TASK STATEMENT: Print out each entry below in full, exactly as given, excluding pictures.

PROVIDED RECORDS:
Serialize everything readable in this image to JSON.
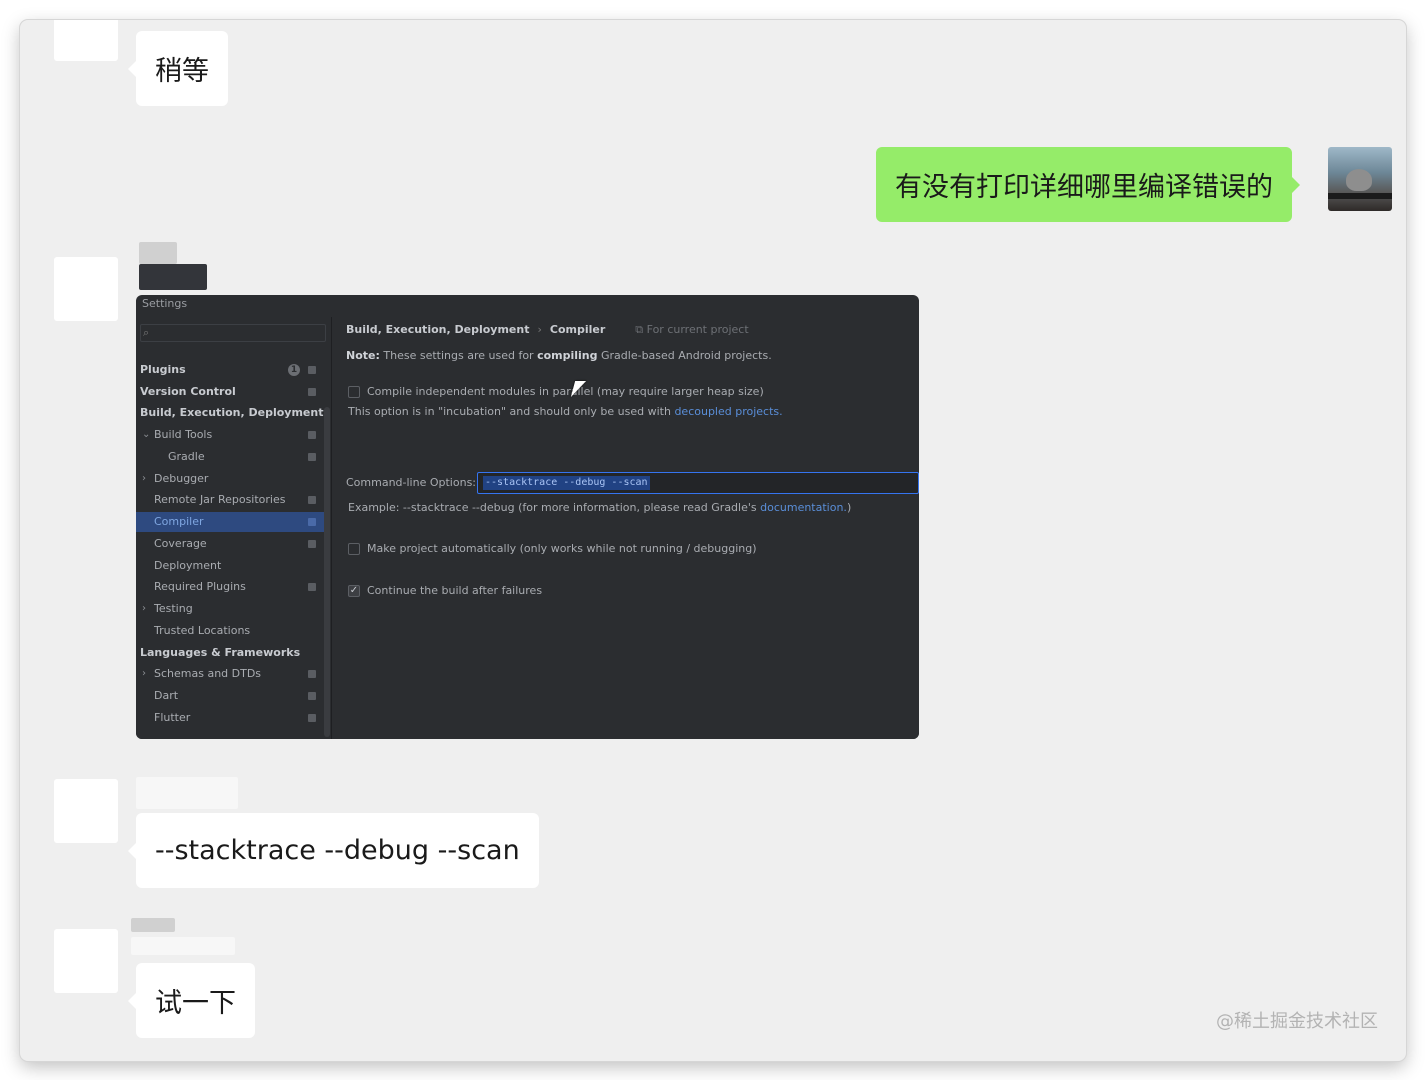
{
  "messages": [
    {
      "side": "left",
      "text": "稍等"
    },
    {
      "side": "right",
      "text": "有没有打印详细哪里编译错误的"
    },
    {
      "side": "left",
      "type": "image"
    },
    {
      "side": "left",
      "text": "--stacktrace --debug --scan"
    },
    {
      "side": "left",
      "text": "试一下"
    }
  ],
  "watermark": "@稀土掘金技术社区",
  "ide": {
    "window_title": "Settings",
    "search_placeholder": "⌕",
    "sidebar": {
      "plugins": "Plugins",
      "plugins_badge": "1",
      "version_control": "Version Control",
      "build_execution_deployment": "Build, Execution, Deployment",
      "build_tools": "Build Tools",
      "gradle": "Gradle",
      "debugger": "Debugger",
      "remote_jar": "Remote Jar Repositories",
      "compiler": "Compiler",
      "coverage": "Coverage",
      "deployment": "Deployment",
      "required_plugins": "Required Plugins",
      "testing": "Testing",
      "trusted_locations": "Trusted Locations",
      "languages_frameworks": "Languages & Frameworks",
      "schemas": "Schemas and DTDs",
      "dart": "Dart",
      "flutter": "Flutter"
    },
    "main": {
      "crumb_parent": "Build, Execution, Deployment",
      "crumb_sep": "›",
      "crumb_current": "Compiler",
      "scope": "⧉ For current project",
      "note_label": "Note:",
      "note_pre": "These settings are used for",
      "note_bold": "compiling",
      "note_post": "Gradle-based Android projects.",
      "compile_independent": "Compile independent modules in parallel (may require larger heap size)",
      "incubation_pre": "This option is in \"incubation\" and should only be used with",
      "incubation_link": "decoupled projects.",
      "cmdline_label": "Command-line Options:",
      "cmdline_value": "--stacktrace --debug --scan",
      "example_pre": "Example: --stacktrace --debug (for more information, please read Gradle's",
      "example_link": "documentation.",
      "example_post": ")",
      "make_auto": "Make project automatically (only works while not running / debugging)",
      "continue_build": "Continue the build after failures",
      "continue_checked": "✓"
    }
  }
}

RESULT FOR THIS EXERCISE:
Serialize everything readable in this image to JSON.
{
  "messages": [
    {
      "side": "left",
      "text": "稍等"
    },
    {
      "side": "right",
      "text": "有没有打印详细哪里编译错误的"
    },
    {
      "side": "left",
      "type": "image"
    },
    {
      "side": "left",
      "text": "--stacktrace --debug --scan"
    },
    {
      "side": "left",
      "text": "试一下"
    }
  ],
  "watermark": "@稀土掘金技术社区",
  "ide": {
    "window_title": "Settings",
    "search_placeholder": "⌕",
    "sidebar": {
      "plugins": "Plugins",
      "plugins_badge": "1",
      "version_control": "Version Control",
      "build_execution_deployment": "Build, Execution, Deployment",
      "build_tools": "Build Tools",
      "gradle": "Gradle",
      "debugger": "Debugger",
      "remote_jar": "Remote Jar Repositories",
      "compiler": "Compiler",
      "coverage": "Coverage",
      "deployment": "Deployment",
      "required_plugins": "Required Plugins",
      "testing": "Testing",
      "trusted_locations": "Trusted Locations",
      "languages_frameworks": "Languages & Frameworks",
      "schemas": "Schemas and DTDs",
      "dart": "Dart",
      "flutter": "Flutter"
    },
    "main": {
      "crumb_parent": "Build, Execution, Deployment",
      "crumb_sep": "›",
      "crumb_current": "Compiler",
      "scope": "⧉ For current project",
      "note_label": "Note:",
      "note_pre": "These settings are used for",
      "note_bold": "compiling",
      "note_post": "Gradle-based Android projects.",
      "compile_independent": "Compile independent modules in parallel (may require larger heap size)",
      "incubation_pre": "This option is in \"incubation\" and should only be used with",
      "incubation_link": "decoupled projects.",
      "cmdline_label": "Command-line Options:",
      "cmdline_value": "--stacktrace --debug --scan",
      "example_pre": "Example: --stacktrace --debug (for more information, please read Gradle's",
      "example_link": "documentation.",
      "example_post": ")",
      "make_auto": "Make project automatically (only works while not running / debugging)",
      "continue_build": "Continue the build after failures",
      "continue_checked": "✓"
    }
  }
}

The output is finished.